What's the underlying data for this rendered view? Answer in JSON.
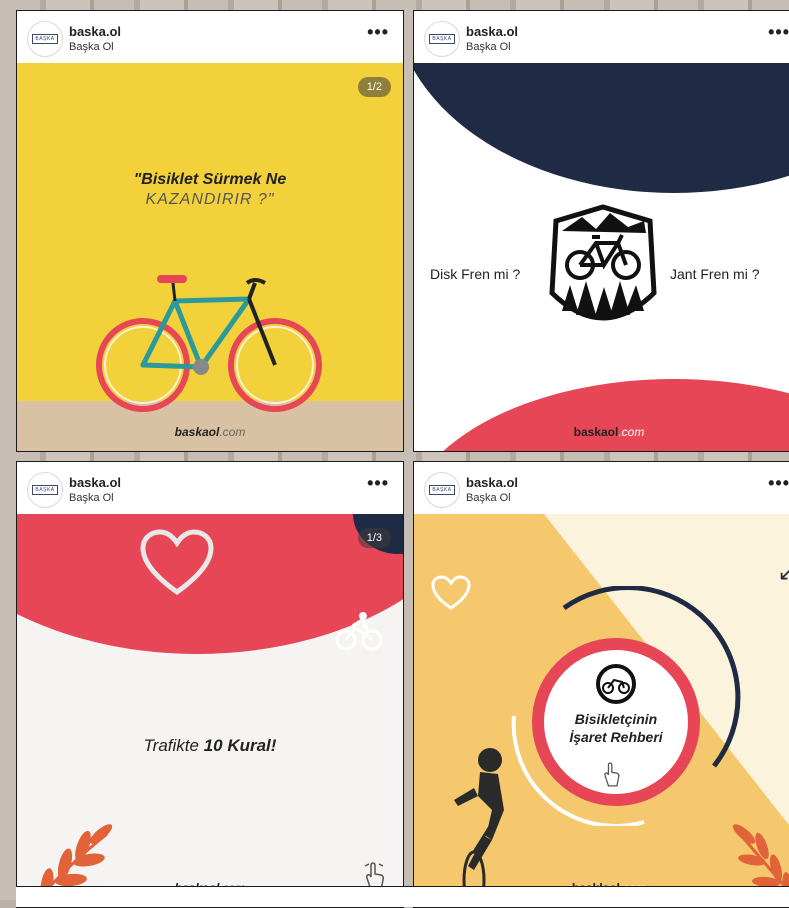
{
  "posts": [
    {
      "username": "baska.ol",
      "subtitle": "Başka Ol",
      "avatar_text": "BAŞKA",
      "more": "•••",
      "counter": "1/2",
      "title_line1": "\"Bisiklet Sürmek Ne",
      "title_line2": "KAZANDIRIR ?\"",
      "brand_bold": "baskaol",
      "brand_light": ".com"
    },
    {
      "username": "baska.ol",
      "subtitle": "Başka Ol",
      "avatar_text": "BAŞKA",
      "more": "•••",
      "left_text": "Disk Fren mi ?",
      "right_text": "Jant Fren mi ?",
      "brand_bold": "baskaol",
      "brand_light": ".com"
    },
    {
      "username": "baska.ol",
      "subtitle": "Başka Ol",
      "avatar_text": "BAŞKA",
      "more": "•••",
      "counter": "1/3",
      "headline_light": "Trafikte ",
      "headline_bold": "10 Kural!",
      "brand_bold": "baskaol",
      "brand_light": ".com"
    },
    {
      "username": "baska.ol",
      "subtitle": "Başka Ol",
      "avatar_text": "BAŞKA",
      "more": "•••",
      "circle_line1": "Bisikletçinin",
      "circle_line2": "İşaret Rehberi",
      "brand_bold": "basklaol",
      "brand_light": ".com"
    }
  ],
  "colors": {
    "yellow": "#f3d13b",
    "navy": "#1f2a44",
    "red": "#e64656",
    "cream": "#fbf3dc",
    "orange": "#f6c86e",
    "leaf": "#e2623a"
  }
}
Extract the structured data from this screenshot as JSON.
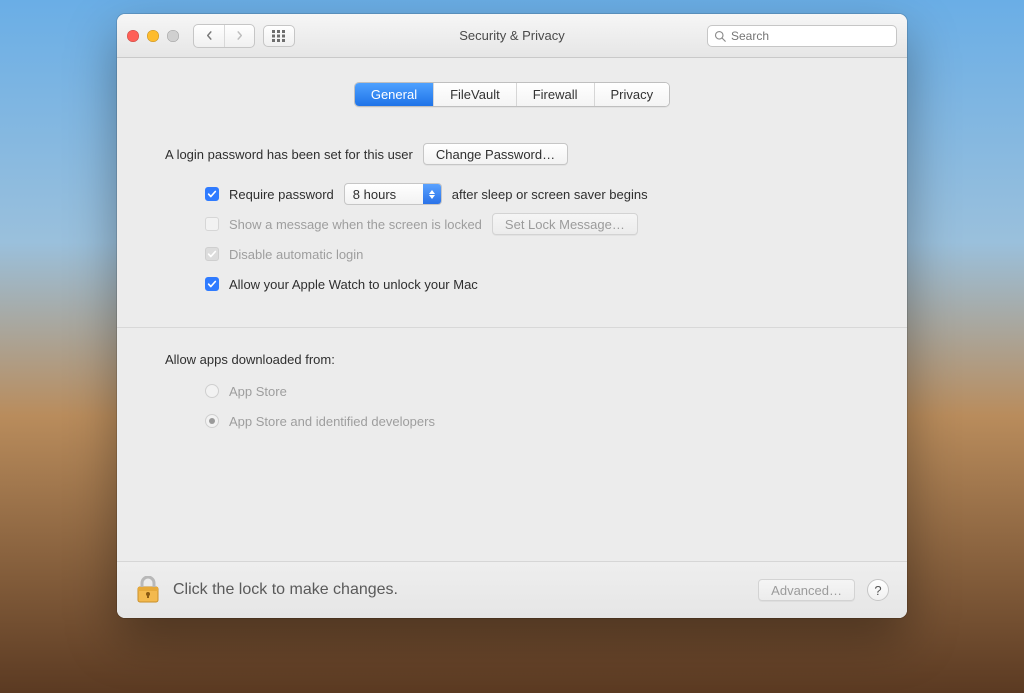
{
  "window": {
    "title": "Security & Privacy"
  },
  "search": {
    "placeholder": "Search"
  },
  "tabs": [
    {
      "label": "General",
      "active": true
    },
    {
      "label": "FileVault",
      "active": false
    },
    {
      "label": "Firewall",
      "active": false
    },
    {
      "label": "Privacy",
      "active": false
    }
  ],
  "login": {
    "password_set_text": "A login password has been set for this user",
    "change_password_label": "Change Password…",
    "require_password_label": "Require password",
    "require_password_checked": true,
    "delay_selected": "8 hours",
    "after_sleep_text": "after sleep or screen saver begins",
    "show_message_label": "Show a message when the screen is locked",
    "show_message_checked": false,
    "show_message_disabled": true,
    "set_lock_message_label": "Set Lock Message…",
    "disable_auto_login_label": "Disable automatic login",
    "disable_auto_login_checked": true,
    "disable_auto_login_disabled": true,
    "apple_watch_label": "Allow your Apple Watch to unlock your Mac",
    "apple_watch_checked": true
  },
  "gatekeeper": {
    "heading": "Allow apps downloaded from:",
    "options": [
      {
        "label": "App Store",
        "selected": false
      },
      {
        "label": "App Store and identified developers",
        "selected": true
      }
    ],
    "disabled": true
  },
  "footer": {
    "lock_text": "Click the lock to make changes.",
    "advanced_label": "Advanced…"
  }
}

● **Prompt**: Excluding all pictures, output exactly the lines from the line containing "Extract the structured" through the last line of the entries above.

● **Exercise output**:
Extract the structured data from this screenshot as JSON.
{
  "window": {
    "title": "Security & Privacy"
  },
  "search": {
    "placeholder": "Search"
  },
  "tabs": [
    {
      "label": "General",
      "active": true
    },
    {
      "label": "FileVault",
      "active": false
    },
    {
      "label": "Firewall",
      "active": false
    },
    {
      "label": "Privacy",
      "active": false
    }
  ],
  "login": {
    "password_set_text": "A login password has been set for this user",
    "change_password_label": "Change Password…",
    "require_password_label": "Require password",
    "require_password_checked": true,
    "delay_selected": "8 hours",
    "after_sleep_text": "after sleep or screen saver begins",
    "show_message_label": "Show a message when the screen is locked",
    "show_message_checked": false,
    "show_message_disabled": true,
    "set_lock_message_label": "Set Lock Message…",
    "disable_auto_login_label": "Disable automatic login",
    "disable_auto_login_checked": true,
    "disable_auto_login_disabled": true,
    "apple_watch_label": "Allow your Apple Watch to unlock your Mac",
    "apple_watch_checked": true
  },
  "gatekeeper": {
    "heading": "Allow apps downloaded from:",
    "options": [
      {
        "label": "App Store",
        "selected": false
      },
      {
        "label": "App Store and identified developers",
        "selected": true
      }
    ],
    "disabled": true
  },
  "footer": {
    "lock_text": "Click the lock to make changes.",
    "advanced_label": "Advanced…"
  }
}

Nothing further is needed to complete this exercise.